Data in this exercise
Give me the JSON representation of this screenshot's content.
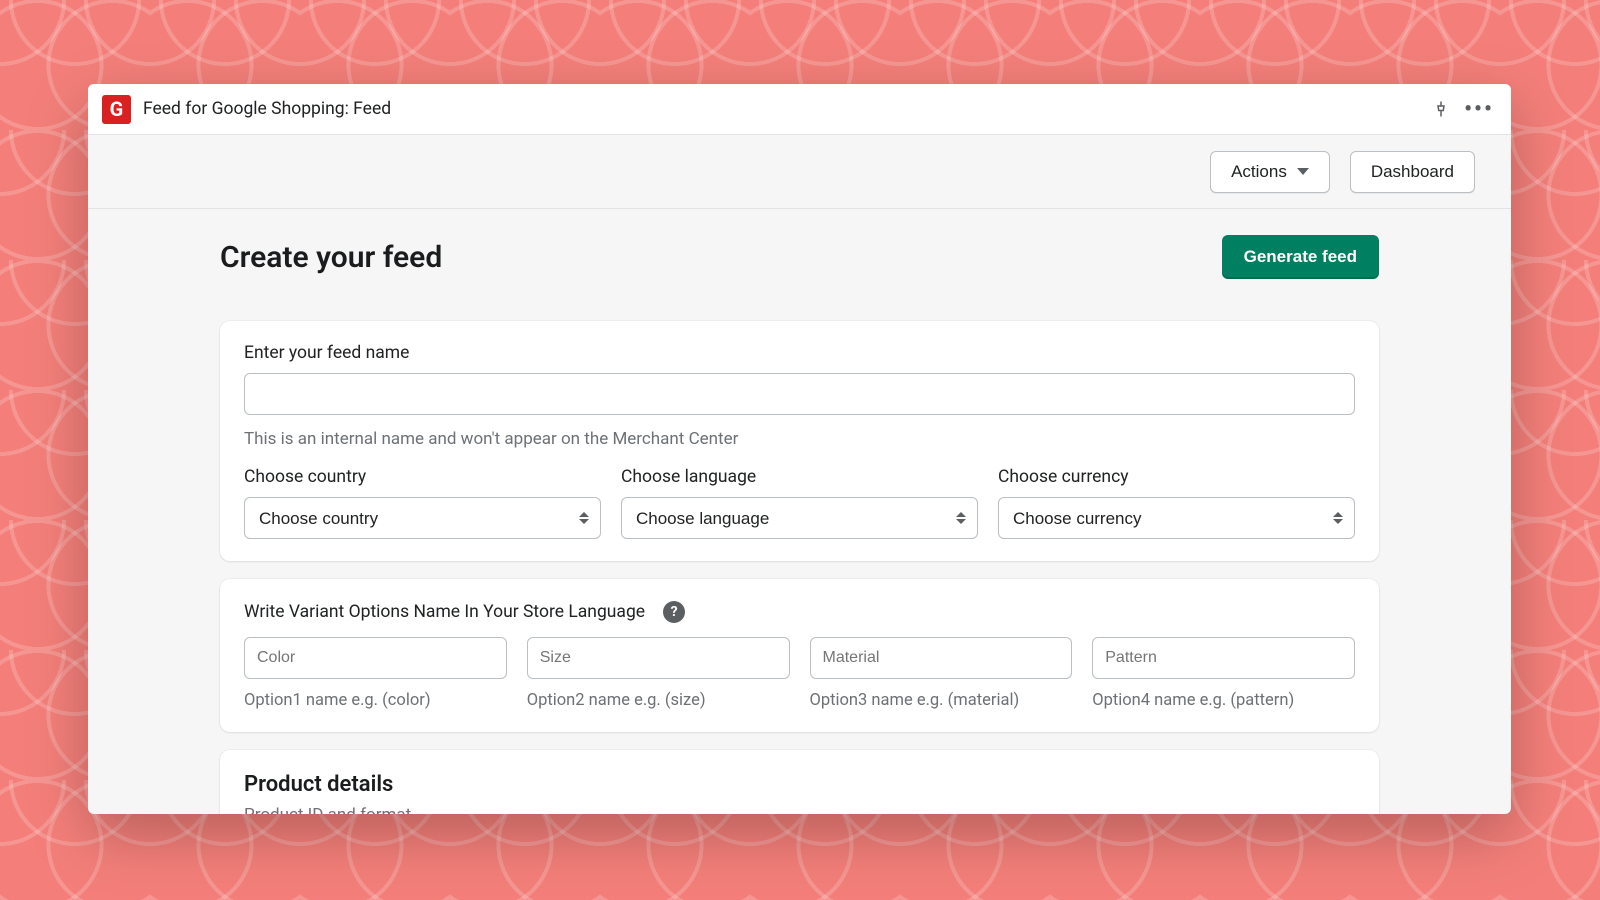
{
  "header": {
    "logo_letter": "G",
    "app_title": "Feed for Google Shopping: Feed"
  },
  "action_bar": {
    "actions_label": "Actions",
    "dashboard_label": "Dashboard"
  },
  "page": {
    "title": "Create your feed",
    "generate_label": "Generate feed"
  },
  "feed_name": {
    "label": "Enter your feed name",
    "value": "",
    "help": "This is an internal name and won't appear on the Merchant Center"
  },
  "selects": {
    "country_label": "Choose country",
    "country_selected": "Choose country",
    "language_label": "Choose language",
    "language_selected": "Choose language",
    "currency_label": "Choose currency",
    "currency_selected": "Choose currency"
  },
  "variants": {
    "heading": "Write Variant Options Name In Your Store Language",
    "option1_placeholder": "Color",
    "option1_hint": "Option1 name e.g. (color)",
    "option2_placeholder": "Size",
    "option2_hint": "Option2 name e.g. (size)",
    "option3_placeholder": "Material",
    "option3_hint": "Option3 name e.g. (material)",
    "option4_placeholder": "Pattern",
    "option4_hint": "Option4 name e.g. (pattern)"
  },
  "product_details": {
    "title": "Product details",
    "sub": "Product ID and format"
  }
}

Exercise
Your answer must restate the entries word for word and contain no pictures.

Response to the exercise
Give me the JSON representation of this screenshot's content.
{
  "header": {
    "logo_letter": "G",
    "app_title": "Feed for Google Shopping: Feed"
  },
  "action_bar": {
    "actions_label": "Actions",
    "dashboard_label": "Dashboard"
  },
  "page": {
    "title": "Create your feed",
    "generate_label": "Generate feed"
  },
  "feed_name": {
    "label": "Enter your feed name",
    "value": "",
    "help": "This is an internal name and won't appear on the Merchant Center"
  },
  "selects": {
    "country_label": "Choose country",
    "country_selected": "Choose country",
    "language_label": "Choose language",
    "language_selected": "Choose language",
    "currency_label": "Choose currency",
    "currency_selected": "Choose currency"
  },
  "variants": {
    "heading": "Write Variant Options Name In Your Store Language",
    "option1_placeholder": "Color",
    "option1_hint": "Option1 name e.g. (color)",
    "option2_placeholder": "Size",
    "option2_hint": "Option2 name e.g. (size)",
    "option3_placeholder": "Material",
    "option3_hint": "Option3 name e.g. (material)",
    "option4_placeholder": "Pattern",
    "option4_hint": "Option4 name e.g. (pattern)"
  },
  "product_details": {
    "title": "Product details",
    "sub": "Product ID and format"
  }
}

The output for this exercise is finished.